Filter this material down to the lines that contain the string "تمديد", and return those lines.
== Input ==
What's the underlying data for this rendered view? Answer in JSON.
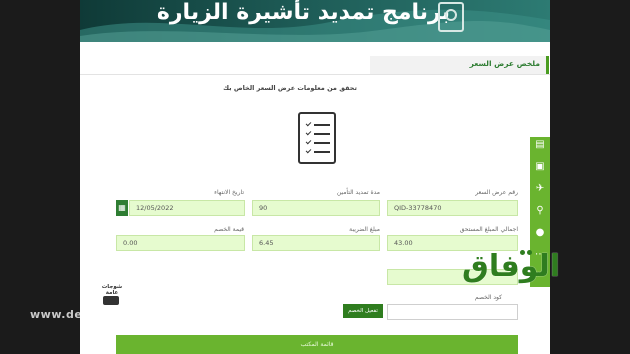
{
  "banner": {
    "title": "برنامج تمديد تأشيرة الزيارة"
  },
  "section": {
    "title": "ملخص عرض السعر"
  },
  "instruction": "تحقق من معلومات عرض السعر الخاص بك",
  "fields": {
    "quote_number": {
      "label": "رقم عرض السعر",
      "value": "QID-33778470"
    },
    "insurance_period": {
      "label": "مدة تمديد التأمين",
      "value": "90"
    },
    "expiry_date": {
      "label": "تاريخ الانتهاء",
      "value": "12/05/2022"
    },
    "total_due": {
      "label": "اجمالي المبلغ المستحق",
      "value": "43.00"
    },
    "tax_amount": {
      "label": "مبلغ الضريبة",
      "value": "6.45"
    },
    "discount_value": {
      "label": "قيمة الخصم",
      "value": "0.00"
    },
    "discount_code": {
      "label": "كود الخصم",
      "value": ""
    }
  },
  "buttons": {
    "apply_discount": "تفعيل الخصم"
  },
  "bottom_bar": {
    "label": "قائمة المكتب"
  },
  "offers": {
    "label": "شوجات عامة"
  },
  "watermark": {
    "url": "www.de",
    "logo": "الوفاق"
  },
  "toolbar_icons": [
    "document-icon",
    "print-icon",
    "plane-icon",
    "search-icon",
    "person-icon",
    "more-icon"
  ],
  "colors": {
    "accent": "#6ab42f",
    "field_bg": "#e6fbcf",
    "banner": "#1d5a55",
    "title_green": "#2e7d32"
  }
}
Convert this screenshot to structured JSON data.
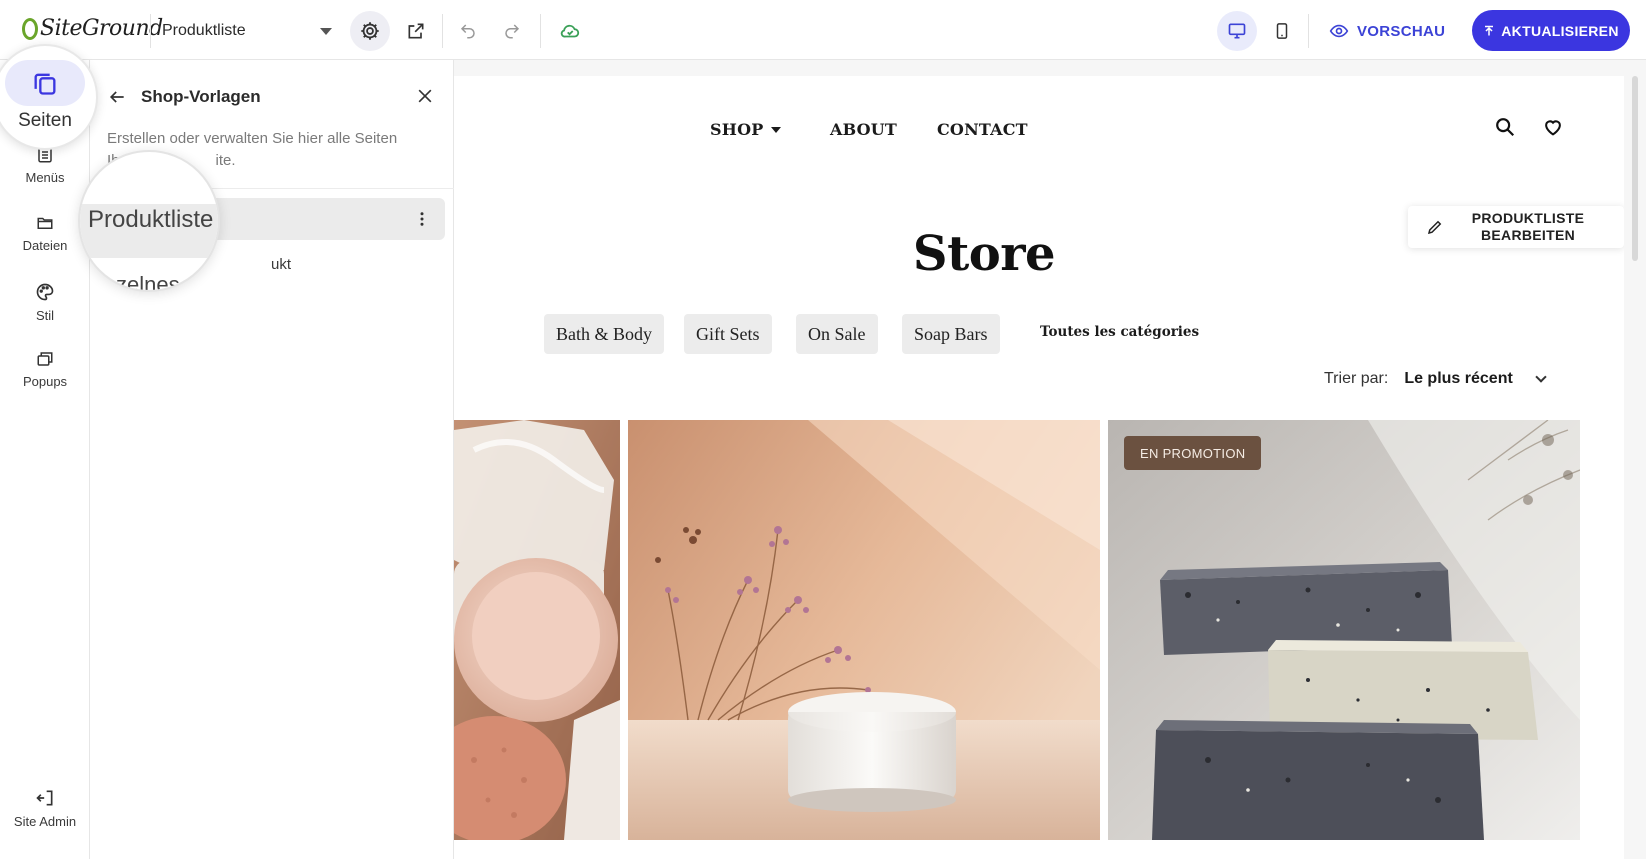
{
  "app": {
    "brand": "SiteGround",
    "page_selector": "Produktliste",
    "preview_label": "VORSCHAU",
    "update_label": "AKTUALISIEREN"
  },
  "rail": {
    "items": [
      {
        "label": "Seiten",
        "icon": "pages-icon",
        "active": true
      },
      {
        "label": "Menüs",
        "icon": "menu-list-icon"
      },
      {
        "label": "Dateien",
        "icon": "folder-icon"
      },
      {
        "label": "Stil",
        "icon": "palette-icon"
      },
      {
        "label": "Popups",
        "icon": "popups-icon"
      }
    ],
    "site_admin": "Site Admin"
  },
  "panel": {
    "title": "Shop-Vorlagen",
    "description_visible": "Erstellen oder verwalten Sie hier alle Seiten",
    "description_line2_fragment_a": "Ih",
    "description_line2_fragment_b": "ite.",
    "items": [
      {
        "label": "Produktliste",
        "active": true
      },
      {
        "label": "ukt",
        "magnified_fragment": "zelnes"
      }
    ]
  },
  "site": {
    "nav": [
      {
        "label": "SHOP",
        "dropdown": true
      },
      {
        "label": "ABOUT"
      },
      {
        "label": "CONTACT"
      }
    ],
    "edit_chip": "PRODUKTLISTE BEARBEITEN",
    "title": "Store",
    "categories": [
      "Bath & Body",
      "Gift Sets",
      "On Sale",
      "Soap Bars"
    ],
    "all_categories": "Toutes les catégories",
    "sort_label": "Trier par:",
    "sort_value": "Le plus récent",
    "promo_badge": "EN PROMOTION"
  },
  "colors": {
    "accent": "#3b36e0",
    "accent_text": "#3c43d6",
    "brand_green": "#6aa52a",
    "promo_bg": "#6b5140"
  }
}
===
■ Response for this exercise:
    "title": "برنامج تمديد تأشيرة الزيارة"
      "label": "مدة تمديد التأمين",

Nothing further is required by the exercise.